CLASSIC FALSE FRIENDS
Now, if the classic false friends above are tricky enough to bewilder beginner students, what to say of the least common ones? Even those who are already fluent in the language may from time to time fall for them. Check out the list below for some of them.
Avoiding misunderstandings and embarrassing situations …
Where can I buy Durex?
I bet many Brazilian students of English would immediately imagine the person asking the question above would like to know where he could buy the thin clear plastic tape that is sticky on one side, used for sticking things together, right ? Well, I would like to remind you of a popular saying which fits like a glove here: “Looks can be deceiving!” A single word can lead to a completely wrong interpretation as to the speaker´s intentions.
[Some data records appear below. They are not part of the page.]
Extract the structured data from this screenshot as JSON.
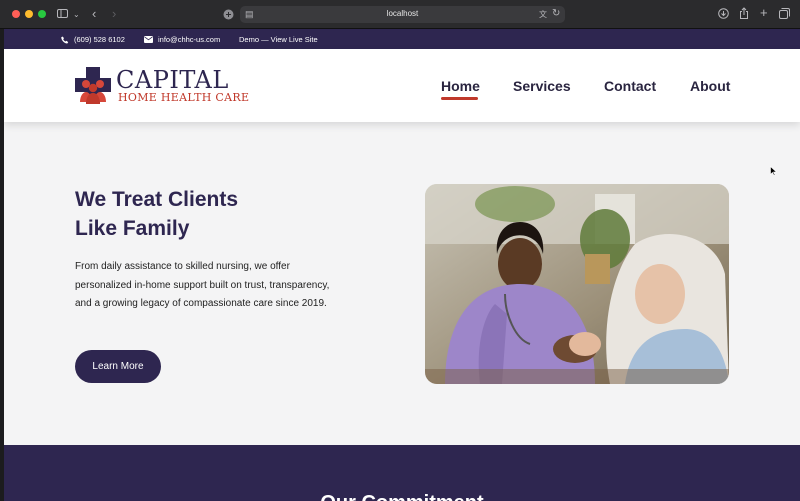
{
  "browser": {
    "url": "localhost"
  },
  "topbar": {
    "phone": "(609) 528 6102",
    "email": "info@chhc-us.com",
    "demo_link": "Demo — View Live Site"
  },
  "logo": {
    "name": "CAPITAL",
    "tagline": "HOME HEALTH CARE"
  },
  "nav": {
    "items": [
      "Home",
      "Services",
      "Contact",
      "About"
    ],
    "active": "Home"
  },
  "hero": {
    "title_line1": "We Treat Clients",
    "title_line2": "Like Family",
    "body": "From daily assistance to skilled nursing, we offer personalized in-home support built on trust, transparency, and a growing legacy of compassionate care since 2019.",
    "cta_label": "Learn More"
  },
  "section": {
    "title": "Our Commitment"
  },
  "colors": {
    "brand_purple": "#2e2650",
    "accent_red": "#c0392b"
  }
}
The speaker above does not need Durex to stick things together (well , not exactly , I guess …) since “Durex”, as used by the British who seem to have a knack for being peculiar, is a popular trademark of condoms in U.K. and means just the same as the colloquial word “rubber, commonly used in the U.S.A.
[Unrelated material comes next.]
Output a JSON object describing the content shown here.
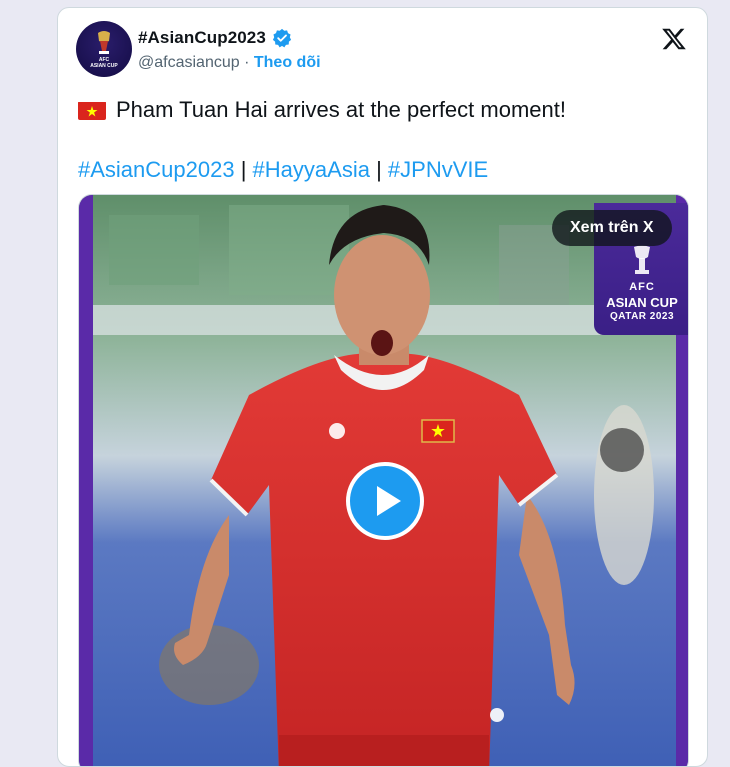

So, how tricky can false friends be? Very, I´m afraid, and the only way to steer clear from misunderstandings and make sure you always get the meaning right is obviously by learning them. Even a Brazilian fluent speaker of English can at times be tricked by certain false friends like the one above. To put it into perspective, let´s look at some more sentences below.
Rachel has exquisite taste in clothes.
Does the sentence above mean Rachel likes to wear weird clothes? Well, not really ! Rachel has in fact a highly refined taste in clothes, as that is what the adjective “exquisite” means …
Mary spanked her kids.
Before you start thinking that Mary is a cruel mother, I will let you in on a secret: the verb “to spank” in English is a lot less aggressive than it seems to be and it actually just means “to strike the buttocks of with the open hand”. You see? Mary is not that ruthless!
The use of preservatives is common in developed countries.
Now, what really crossed your mind when you first read the sentence above? I hope you did not think of “condoms” for it has nothing to do with the subject. Preservatives are chemical substances used to prevent food from decaying …
Obs: The examples in this article were extracted from the book Falsos Cognatos – Looks can be deceiving! by José Roberto A. Igreja – Disal Editora – 2005
The other side of the coin …
I do hope I have aroused your curiosity so far and I believe that as resourceful teachers, you must probably be thinking to yourselves that some questions linger on, right ? If “durex” in English does not mean “durex” in Portuguese; if “to spank” does not mean “espancar” ; if “exquisite” is not the same as “esquisito” in Portuguese , then how do you say all that in English? Well, this is just where the following table comes in.
DUREX SCOTCH TAPE (U.S.A.) SELLOTAPE (England)
ESQUISITO WEIRD ; STRANGE ; ODD
ESPANCAR TO BEAT UP
PRESERVATIVO CONDOM ; RUBBER (U.S.A.) ; DUREX (England)
Got the idea? No doubt mastering the real meaning of false cognates requires a good deal of exposure to the language and practice as well, but, to make use of yet another popular saying, I guess you already know that, “No pain , no gain”. So make sure you keep an eye open for some “friends” out there wearing a disguise and bear in mind that resemblance in form does not necessarily equal resemblance in meaning. And yes, I almost forgot! One last warning before wrapping up: as with everything else in life, watch out, looks can be deceiving!
Article originally published in New Routes magazine # 28
José Roberto A. Igreja has a BA in English and Literature from PUC/SP. He is the author and co-author of several books, among which are: